As we celebrate the 50th anniversary of the Berlin airlift, so do we also celebrate 50 years of the enduring friendship between Germany and the United States. It is a friendship grounded in our shared sacrifice, our shared success and our common vision of democracy and freedom. It is a friendship which Americans treasure and which we look forward to carrying into the next century.
The friendship between Germany and the US was born in one of this century's defining events. Fifty years ago, as Joseph Stalin's Iron Curtain descended around a free Berlin, the last battleground of a world war turned into the first battleground of the Cold War. In the early days of the blockade, Berlin Mayor Ernst Reuter implored: "Volker der Welt, schaut auf Berlin!" - "People of the world, look at Berlin!"
The world did indeed look at Berlin. And what the world saw was not just a city, but also a symbol: a symbol of resolve, a symbol of defiance, and, ultimately, a symbol of freedom. When the world looked at Berlin, it saw Berliners facing overwhelming odds, turning fields into runways and unloading the food and the fuel of freedom from a bridge in the sky.
When the world looked at Berlin, it saw the Allies committed to a free Germany. When the world looked at Berlin, it also saw the future, for the airlift truly shaped the Cold War period.
Every day of the airlift our pilots were thundering across the German sky into a battle not of bullets, but of ideas - of liberty, of freedom and of democracy. And they turned one of freedom's darkest days into one of its brightest triumphs.
For America, the airlift was a wake-up call. It made us realise that, unlike the past, we could not withdraw safely behind our shores, secure behind an Atlantic barrier.
After two world wars, the airlift confirmed that American and European security were inextricably bound together. The airlift proved that the cost of avoiding tyranny and destruction tomorrow was vigilance and commitment today. And the airlift confirmed, once again, that freedom is never free.
Let there be no doubt: history will remember the story of Berlin, a story about how the spirit of liberty can tear down the mightiest walls of oppression.
Today, that spirit reminds us that America must remain engaged in the world and in Europe.
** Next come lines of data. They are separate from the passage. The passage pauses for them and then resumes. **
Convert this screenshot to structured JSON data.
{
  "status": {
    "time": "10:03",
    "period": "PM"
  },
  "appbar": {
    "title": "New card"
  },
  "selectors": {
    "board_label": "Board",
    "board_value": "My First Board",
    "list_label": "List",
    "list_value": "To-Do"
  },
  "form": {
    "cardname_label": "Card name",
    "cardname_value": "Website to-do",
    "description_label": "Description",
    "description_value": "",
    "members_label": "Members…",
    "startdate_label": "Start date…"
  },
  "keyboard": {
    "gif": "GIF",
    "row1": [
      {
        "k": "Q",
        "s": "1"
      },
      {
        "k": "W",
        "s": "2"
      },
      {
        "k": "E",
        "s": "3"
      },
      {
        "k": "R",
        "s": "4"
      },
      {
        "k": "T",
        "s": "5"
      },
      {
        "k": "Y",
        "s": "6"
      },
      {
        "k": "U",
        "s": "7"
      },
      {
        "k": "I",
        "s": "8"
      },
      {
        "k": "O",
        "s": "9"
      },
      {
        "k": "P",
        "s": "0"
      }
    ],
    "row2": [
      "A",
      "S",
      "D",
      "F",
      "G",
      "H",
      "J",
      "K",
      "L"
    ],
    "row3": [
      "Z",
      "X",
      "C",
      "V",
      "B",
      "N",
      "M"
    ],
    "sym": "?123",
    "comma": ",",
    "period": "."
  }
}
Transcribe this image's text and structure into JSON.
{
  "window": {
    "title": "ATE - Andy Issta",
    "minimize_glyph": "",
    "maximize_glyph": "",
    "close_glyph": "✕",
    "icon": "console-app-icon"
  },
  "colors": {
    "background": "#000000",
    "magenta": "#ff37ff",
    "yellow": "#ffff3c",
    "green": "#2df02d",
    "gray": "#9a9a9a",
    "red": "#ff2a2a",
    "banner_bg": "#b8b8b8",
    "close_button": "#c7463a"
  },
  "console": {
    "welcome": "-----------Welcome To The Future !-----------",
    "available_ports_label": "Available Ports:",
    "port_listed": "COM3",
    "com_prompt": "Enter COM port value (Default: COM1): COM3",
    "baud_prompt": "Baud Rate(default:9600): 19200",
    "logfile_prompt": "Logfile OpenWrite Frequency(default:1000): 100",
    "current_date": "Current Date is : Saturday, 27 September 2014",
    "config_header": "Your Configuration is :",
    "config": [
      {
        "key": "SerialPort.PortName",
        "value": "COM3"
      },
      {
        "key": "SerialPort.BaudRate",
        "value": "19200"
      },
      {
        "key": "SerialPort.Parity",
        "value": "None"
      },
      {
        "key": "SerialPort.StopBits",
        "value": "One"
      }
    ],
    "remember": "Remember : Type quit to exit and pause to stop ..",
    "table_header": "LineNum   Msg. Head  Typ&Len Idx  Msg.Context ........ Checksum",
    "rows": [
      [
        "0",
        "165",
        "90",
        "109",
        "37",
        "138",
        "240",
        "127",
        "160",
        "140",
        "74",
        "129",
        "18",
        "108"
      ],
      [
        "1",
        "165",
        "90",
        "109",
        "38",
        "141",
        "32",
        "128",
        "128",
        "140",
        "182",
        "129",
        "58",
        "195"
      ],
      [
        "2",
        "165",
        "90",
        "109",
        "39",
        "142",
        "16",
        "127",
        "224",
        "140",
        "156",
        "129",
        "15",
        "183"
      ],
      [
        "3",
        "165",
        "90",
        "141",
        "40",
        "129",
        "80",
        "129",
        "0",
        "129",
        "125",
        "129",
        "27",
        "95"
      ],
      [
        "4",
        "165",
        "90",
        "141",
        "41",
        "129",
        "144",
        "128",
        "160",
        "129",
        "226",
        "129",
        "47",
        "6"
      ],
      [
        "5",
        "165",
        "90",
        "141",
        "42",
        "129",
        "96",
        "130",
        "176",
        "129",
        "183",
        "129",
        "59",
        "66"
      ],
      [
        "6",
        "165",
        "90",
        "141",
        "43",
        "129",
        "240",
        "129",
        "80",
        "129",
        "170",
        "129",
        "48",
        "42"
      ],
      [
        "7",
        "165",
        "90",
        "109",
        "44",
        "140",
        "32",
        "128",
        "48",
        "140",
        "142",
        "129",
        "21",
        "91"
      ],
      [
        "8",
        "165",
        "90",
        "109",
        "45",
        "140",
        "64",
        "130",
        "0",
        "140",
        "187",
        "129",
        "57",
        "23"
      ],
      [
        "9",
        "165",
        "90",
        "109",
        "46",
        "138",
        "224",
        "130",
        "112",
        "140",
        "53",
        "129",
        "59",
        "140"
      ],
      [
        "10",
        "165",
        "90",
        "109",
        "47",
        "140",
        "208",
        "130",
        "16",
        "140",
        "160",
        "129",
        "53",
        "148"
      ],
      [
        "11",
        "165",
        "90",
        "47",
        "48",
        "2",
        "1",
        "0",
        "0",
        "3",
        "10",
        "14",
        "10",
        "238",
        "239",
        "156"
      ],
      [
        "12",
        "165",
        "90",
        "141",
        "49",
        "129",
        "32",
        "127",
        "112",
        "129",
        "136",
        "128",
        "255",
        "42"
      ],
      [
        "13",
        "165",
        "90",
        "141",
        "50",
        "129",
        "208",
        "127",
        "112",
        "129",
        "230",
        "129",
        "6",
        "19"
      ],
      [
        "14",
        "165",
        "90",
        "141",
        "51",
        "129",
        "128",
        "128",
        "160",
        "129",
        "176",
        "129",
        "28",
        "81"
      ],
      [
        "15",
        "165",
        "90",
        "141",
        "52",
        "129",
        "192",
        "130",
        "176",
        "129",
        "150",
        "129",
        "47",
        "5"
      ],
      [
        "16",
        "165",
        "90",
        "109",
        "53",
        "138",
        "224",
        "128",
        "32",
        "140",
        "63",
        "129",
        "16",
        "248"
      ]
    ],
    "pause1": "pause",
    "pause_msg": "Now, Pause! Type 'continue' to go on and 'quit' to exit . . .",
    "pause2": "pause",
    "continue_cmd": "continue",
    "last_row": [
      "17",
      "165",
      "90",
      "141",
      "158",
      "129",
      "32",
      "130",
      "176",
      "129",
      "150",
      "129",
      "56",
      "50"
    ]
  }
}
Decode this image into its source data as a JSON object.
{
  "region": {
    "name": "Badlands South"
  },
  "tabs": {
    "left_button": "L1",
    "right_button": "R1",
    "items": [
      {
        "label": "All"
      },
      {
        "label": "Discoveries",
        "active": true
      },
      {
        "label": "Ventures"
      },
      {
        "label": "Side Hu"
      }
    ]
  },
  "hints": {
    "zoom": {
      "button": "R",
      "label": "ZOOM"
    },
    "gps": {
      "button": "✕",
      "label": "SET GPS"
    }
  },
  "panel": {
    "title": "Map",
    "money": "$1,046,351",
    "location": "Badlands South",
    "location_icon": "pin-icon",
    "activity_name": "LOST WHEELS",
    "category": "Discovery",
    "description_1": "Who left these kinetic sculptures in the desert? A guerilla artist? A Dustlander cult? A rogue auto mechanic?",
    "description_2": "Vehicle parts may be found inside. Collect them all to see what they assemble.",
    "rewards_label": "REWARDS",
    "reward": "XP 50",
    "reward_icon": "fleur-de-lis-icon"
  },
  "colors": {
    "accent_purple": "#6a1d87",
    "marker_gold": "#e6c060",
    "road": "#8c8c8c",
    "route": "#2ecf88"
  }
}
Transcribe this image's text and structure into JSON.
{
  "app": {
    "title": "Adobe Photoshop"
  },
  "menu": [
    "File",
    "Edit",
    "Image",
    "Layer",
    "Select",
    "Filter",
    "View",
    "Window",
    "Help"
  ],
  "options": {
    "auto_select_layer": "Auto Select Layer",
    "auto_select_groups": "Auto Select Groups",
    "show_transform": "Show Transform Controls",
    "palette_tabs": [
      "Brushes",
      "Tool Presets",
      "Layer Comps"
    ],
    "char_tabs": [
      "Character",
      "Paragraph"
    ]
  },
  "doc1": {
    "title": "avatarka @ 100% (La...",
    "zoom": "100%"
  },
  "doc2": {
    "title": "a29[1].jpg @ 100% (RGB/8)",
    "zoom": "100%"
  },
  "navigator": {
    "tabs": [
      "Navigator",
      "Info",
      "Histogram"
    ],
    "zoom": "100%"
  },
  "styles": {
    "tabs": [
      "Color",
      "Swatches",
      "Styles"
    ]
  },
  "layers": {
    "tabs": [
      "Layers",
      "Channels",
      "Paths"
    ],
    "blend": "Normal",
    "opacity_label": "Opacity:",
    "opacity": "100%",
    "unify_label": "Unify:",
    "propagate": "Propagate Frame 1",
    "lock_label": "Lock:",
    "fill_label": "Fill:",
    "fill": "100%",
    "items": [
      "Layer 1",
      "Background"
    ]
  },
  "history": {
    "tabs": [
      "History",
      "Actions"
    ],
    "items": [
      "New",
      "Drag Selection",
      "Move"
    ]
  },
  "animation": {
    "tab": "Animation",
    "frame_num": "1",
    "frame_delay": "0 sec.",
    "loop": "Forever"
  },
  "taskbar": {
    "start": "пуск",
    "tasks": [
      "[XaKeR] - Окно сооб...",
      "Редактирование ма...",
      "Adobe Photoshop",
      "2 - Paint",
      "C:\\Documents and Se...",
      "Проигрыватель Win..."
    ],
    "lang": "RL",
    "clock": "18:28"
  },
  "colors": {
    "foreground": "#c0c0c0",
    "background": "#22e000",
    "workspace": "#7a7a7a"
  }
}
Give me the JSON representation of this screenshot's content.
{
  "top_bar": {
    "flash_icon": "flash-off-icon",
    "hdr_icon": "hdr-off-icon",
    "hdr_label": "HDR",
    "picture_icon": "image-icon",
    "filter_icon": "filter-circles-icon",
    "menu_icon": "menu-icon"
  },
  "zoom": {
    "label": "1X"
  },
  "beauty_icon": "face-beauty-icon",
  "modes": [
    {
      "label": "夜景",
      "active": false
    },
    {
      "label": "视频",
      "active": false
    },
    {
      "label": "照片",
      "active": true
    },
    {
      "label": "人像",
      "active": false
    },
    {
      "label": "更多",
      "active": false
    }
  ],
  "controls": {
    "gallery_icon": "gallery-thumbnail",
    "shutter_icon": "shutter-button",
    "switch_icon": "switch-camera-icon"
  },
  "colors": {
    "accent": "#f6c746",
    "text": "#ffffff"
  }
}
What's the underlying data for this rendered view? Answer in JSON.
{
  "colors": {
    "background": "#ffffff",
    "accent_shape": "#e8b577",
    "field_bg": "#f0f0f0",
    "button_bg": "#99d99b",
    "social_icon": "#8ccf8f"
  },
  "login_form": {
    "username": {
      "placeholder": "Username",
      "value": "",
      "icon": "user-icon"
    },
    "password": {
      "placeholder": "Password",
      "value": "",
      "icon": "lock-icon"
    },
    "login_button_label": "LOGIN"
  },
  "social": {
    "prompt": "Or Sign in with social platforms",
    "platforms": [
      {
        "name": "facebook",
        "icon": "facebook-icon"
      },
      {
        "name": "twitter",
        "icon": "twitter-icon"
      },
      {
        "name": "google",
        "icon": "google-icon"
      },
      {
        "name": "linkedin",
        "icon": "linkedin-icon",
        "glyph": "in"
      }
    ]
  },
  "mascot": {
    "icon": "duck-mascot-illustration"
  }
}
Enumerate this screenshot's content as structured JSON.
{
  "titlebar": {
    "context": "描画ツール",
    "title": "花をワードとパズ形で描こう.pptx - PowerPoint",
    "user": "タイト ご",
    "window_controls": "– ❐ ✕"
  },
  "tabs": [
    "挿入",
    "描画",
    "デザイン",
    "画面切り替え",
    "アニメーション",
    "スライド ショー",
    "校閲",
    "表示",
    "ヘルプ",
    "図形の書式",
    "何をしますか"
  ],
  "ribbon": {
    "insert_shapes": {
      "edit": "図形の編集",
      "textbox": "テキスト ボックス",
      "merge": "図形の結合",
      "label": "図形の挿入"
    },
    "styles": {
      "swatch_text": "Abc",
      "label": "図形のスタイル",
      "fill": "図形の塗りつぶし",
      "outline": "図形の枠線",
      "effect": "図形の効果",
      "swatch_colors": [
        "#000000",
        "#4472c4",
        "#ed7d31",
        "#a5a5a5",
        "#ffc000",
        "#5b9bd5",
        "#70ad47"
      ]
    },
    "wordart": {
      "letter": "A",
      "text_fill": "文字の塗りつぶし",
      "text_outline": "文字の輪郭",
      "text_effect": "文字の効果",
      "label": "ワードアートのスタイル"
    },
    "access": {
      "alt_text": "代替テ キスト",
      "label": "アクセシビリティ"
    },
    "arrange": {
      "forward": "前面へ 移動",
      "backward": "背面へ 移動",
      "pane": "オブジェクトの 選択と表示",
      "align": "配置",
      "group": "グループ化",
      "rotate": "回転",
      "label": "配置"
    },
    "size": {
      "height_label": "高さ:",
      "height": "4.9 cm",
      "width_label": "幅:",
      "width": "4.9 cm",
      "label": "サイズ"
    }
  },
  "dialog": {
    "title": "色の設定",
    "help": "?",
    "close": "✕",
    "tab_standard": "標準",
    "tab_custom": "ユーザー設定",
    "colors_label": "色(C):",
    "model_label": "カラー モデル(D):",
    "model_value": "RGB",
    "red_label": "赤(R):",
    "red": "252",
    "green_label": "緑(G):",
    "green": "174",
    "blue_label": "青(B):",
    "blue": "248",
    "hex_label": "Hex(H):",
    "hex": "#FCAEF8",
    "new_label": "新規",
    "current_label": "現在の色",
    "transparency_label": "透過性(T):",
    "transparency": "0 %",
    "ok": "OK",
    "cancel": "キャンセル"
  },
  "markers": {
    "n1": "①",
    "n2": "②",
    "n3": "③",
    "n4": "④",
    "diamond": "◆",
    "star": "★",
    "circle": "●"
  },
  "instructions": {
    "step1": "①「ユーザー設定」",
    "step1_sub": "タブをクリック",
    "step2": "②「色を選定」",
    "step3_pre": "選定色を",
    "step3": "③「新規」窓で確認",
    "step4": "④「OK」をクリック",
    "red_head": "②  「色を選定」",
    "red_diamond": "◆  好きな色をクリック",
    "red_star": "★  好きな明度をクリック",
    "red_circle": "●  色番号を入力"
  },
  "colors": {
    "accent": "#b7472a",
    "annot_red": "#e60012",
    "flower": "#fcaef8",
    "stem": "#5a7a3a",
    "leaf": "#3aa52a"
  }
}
That spirit lives on, inspiring and nurturing the trans-Atlantic alliance and energising our efforts to help Europeans shape their own future.
It is alive as we build new bridges and extend the hand of Nato friendship and membership to Hungary, to Poland and to the Czech Republic.
It is alive in the Partnership for Peace, and in our efforts to build a foundation of co-operation with countries in transition, like Russia and Ukraine.
And it is alive as we cool the cauldrons of hate in places like Bosnia. Indeed, the spirit of Berlin, the spirit of liberty, is helping us reach across old divides to help European friends build a new Europe for a new century.
Just last month, I was privileged to participate in the opening of the Allied Museum in Berlin. The Allied Museum is now the home of one of the most poignant symbols of the Cold War - the guardhouse called Checkpoint Charlie. Checkpoint Charlie is one of those symbols that resonates in the hearts of Americans and of all our allies. It was a passageway to freedom and a fragile, yet defiant, outpost against tyranny.
Checkpoint Charlie now sits in that museum in Berlin; its job as a guardhouse is done. Now let us commit to build a Europe in which we have no need of new Checkpoint Charlies.
Let us commit to build a Europe where there is no need for concrete walls and for barbed wire to keep people in and to keep ideas out. Let us commit to build a Europe that is itself a gateway to openness and freedom for all mankind. Let us Americans recommit ourselves to be active partners in Europe.
Let us take the bravery of those who flew in the airlift as a symbol of that commitment. And let us always remember Berlin as the ultimate symbol of that freedom we cherish and must always defend.Reuse content